• [What the task requires]: Could the entries below be retyped exactly and in full?

• [Data]:
*** Begin section ***
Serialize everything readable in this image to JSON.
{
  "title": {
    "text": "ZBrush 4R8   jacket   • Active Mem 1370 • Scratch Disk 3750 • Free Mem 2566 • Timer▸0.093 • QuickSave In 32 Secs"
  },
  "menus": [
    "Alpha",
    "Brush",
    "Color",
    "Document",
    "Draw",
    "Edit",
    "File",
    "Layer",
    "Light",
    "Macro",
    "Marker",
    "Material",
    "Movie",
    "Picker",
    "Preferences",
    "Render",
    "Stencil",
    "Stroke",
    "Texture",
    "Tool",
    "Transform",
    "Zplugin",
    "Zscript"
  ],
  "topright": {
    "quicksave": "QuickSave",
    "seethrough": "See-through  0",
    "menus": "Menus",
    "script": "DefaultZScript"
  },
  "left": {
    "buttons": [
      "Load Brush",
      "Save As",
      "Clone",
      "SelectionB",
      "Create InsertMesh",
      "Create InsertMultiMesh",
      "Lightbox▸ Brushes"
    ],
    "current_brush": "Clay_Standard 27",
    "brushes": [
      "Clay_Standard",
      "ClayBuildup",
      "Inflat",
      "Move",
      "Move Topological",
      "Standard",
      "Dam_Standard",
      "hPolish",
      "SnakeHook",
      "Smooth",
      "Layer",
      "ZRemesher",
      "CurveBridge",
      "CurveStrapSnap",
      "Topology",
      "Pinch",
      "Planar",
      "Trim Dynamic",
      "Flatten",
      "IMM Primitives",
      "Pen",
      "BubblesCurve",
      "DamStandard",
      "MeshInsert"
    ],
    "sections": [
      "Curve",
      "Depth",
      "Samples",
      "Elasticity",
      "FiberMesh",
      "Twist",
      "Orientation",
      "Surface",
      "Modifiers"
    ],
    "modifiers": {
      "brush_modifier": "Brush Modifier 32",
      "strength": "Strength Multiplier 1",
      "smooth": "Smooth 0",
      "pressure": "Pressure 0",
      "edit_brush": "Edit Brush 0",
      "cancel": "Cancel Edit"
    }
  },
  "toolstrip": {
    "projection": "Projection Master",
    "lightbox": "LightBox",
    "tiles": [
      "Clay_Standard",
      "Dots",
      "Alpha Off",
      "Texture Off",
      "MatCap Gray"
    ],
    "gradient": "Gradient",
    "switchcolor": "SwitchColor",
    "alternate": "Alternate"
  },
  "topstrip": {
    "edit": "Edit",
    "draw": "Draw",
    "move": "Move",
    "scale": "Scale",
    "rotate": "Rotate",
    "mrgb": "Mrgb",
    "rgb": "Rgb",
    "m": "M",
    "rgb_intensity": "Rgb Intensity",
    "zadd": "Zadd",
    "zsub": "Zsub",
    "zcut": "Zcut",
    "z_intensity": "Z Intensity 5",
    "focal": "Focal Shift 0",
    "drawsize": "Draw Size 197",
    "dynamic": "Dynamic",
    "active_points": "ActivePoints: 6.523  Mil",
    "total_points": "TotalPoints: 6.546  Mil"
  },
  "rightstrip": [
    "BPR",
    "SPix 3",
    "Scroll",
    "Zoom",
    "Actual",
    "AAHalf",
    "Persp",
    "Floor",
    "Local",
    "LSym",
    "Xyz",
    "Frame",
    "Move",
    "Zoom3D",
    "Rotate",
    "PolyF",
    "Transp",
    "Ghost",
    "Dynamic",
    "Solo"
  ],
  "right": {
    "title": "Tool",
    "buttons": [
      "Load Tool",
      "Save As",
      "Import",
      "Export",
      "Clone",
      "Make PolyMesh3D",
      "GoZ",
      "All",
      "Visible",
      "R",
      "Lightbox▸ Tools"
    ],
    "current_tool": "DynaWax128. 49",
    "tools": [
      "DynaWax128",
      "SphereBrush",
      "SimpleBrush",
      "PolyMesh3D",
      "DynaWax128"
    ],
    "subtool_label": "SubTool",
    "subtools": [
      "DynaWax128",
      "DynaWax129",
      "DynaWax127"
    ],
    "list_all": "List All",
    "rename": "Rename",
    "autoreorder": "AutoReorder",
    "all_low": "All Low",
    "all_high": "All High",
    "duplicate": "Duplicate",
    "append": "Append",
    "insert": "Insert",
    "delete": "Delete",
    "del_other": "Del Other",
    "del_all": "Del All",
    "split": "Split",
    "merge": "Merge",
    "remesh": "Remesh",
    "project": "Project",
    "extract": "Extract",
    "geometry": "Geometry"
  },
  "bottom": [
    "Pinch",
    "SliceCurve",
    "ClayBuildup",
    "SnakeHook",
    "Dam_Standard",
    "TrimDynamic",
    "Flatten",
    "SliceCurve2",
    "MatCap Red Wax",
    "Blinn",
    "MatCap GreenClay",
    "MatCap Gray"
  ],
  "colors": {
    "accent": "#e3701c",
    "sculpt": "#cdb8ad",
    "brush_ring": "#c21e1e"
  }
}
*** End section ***
• [Response below]:
Serialize everything readable in this image to JSON.
{
  "title": {
    "text": "ZBrush 4R8   jacket   • Active Mem 1370 • Scratch Disk 3750 • Free Mem 2566 • Timer▸0.093 • QuickSave In 32 Secs"
  },
  "menus": [
    "Alpha",
    "Brush",
    "Color",
    "Document",
    "Draw",
    "Edit",
    "File",
    "Layer",
    "Light",
    "Macro",
    "Marker",
    "Material",
    "Movie",
    "Picker",
    "Preferences",
    "Render",
    "Stencil",
    "Stroke",
    "Texture",
    "Tool",
    "Transform",
    "Zplugin",
    "Zscript"
  ],
  "topright": {
    "quicksave": "QuickSave",
    "seethrough": "See-through  0",
    "menus": "Menus",
    "script": "DefaultZScript"
  },
  "left": {
    "buttons": [
      "Load Brush",
      "Save As",
      "Clone",
      "SelectionB",
      "Create InsertMesh",
      "Create InsertMultiMesh",
      "Lightbox▸ Brushes"
    ],
    "current_brush": "Clay_Standard 27",
    "brushes": [
      "Clay_Standard",
      "ClayBuildup",
      "Inflat",
      "Move",
      "Move Topological",
      "Standard",
      "Dam_Standard",
      "hPolish",
      "SnakeHook",
      "Smooth",
      "Layer",
      "ZRemesher",
      "CurveBridge",
      "CurveStrapSnap",
      "Topology",
      "Pinch",
      "Planar",
      "Trim Dynamic",
      "Flatten",
      "IMM Primitives",
      "Pen",
      "BubblesCurve",
      "DamStandard",
      "MeshInsert"
    ],
    "sections": [
      "Curve",
      "Depth",
      "Samples",
      "Elasticity",
      "FiberMesh",
      "Twist",
      "Orientation",
      "Surface",
      "Modifiers"
    ],
    "modifiers": {
      "brush_modifier": "Brush Modifier 32",
      "strength": "Strength Multiplier 1",
      "smooth": "Smooth 0",
      "pressure": "Pressure 0",
      "edit_brush": "Edit Brush 0",
      "cancel": "Cancel Edit"
    }
  },
  "toolstrip": {
    "projection": "Projection Master",
    "lightbox": "LightBox",
    "tiles": [
      "Clay_Standard",
      "Dots",
      "Alpha Off",
      "Texture Off",
      "MatCap Gray"
    ],
    "gradient": "Gradient",
    "switchcolor": "SwitchColor",
    "alternate": "Alternate"
  },
  "topstrip": {
    "edit": "Edit",
    "draw": "Draw",
    "move": "Move",
    "scale": "Scale",
    "rotate": "Rotate",
    "mrgb": "Mrgb",
    "rgb": "Rgb",
    "m": "M",
    "rgb_intensity": "Rgb Intensity",
    "zadd": "Zadd",
    "zsub": "Zsub",
    "zcut": "Zcut",
    "z_intensity": "Z Intensity 5",
    "focal": "Focal Shift 0",
    "drawsize": "Draw Size 197",
    "dynamic": "Dynamic",
    "active_points": "ActivePoints: 6.523  Mil",
    "total_points": "TotalPoints: 6.546  Mil"
  },
  "rightstrip": [
    "BPR",
    "SPix 3",
    "Scroll",
    "Zoom",
    "Actual",
    "AAHalf",
    "Persp",
    "Floor",
    "Local",
    "LSym",
    "Xyz",
    "Frame",
    "Move",
    "Zoom3D",
    "Rotate",
    "PolyF",
    "Transp",
    "Ghost",
    "Dynamic",
    "Solo"
  ],
  "right": {
    "title": "Tool",
    "buttons": [
      "Load Tool",
      "Save As",
      "Import",
      "Export",
      "Clone",
      "Make PolyMesh3D",
      "GoZ",
      "All",
      "Visible",
      "R",
      "Lightbox▸ Tools"
    ],
    "current_tool": "DynaWax128. 49",
    "tools": [
      "DynaWax128",
      "SphereBrush",
      "SimpleBrush",
      "PolyMesh3D",
      "DynaWax128"
    ],
    "subtool_label": "SubTool",
    "subtools": [
      "DynaWax128",
      "DynaWax129",
      "DynaWax127"
    ],
    "list_all": "List All",
    "rename": "Rename",
    "autoreorder": "AutoReorder",
    "all_low": "All Low",
    "all_high": "All High",
    "duplicate": "Duplicate",
    "append": "Append",
    "insert": "Insert",
    "delete": "Delete",
    "del_other": "Del Other",
    "del_all": "Del All",
    "split": "Split",
    "merge": "Merge",
    "remesh": "Remesh",
    "project": "Project",
    "extract": "Extract",
    "geometry": "Geometry"
  },
  "bottom": [
    "Pinch",
    "SliceCurve",
    "ClayBuildup",
    "SnakeHook",
    "Dam_Standard",
    "TrimDynamic",
    "Flatten",
    "SliceCurve2",
    "MatCap Red Wax",
    "Blinn",
    "MatCap GreenClay",
    "MatCap Gray"
  ],
  "colors": {
    "accent": "#e3701c",
    "sculpt": "#cdb8ad",
    "brush_ring": "#c21e1e"
  }
}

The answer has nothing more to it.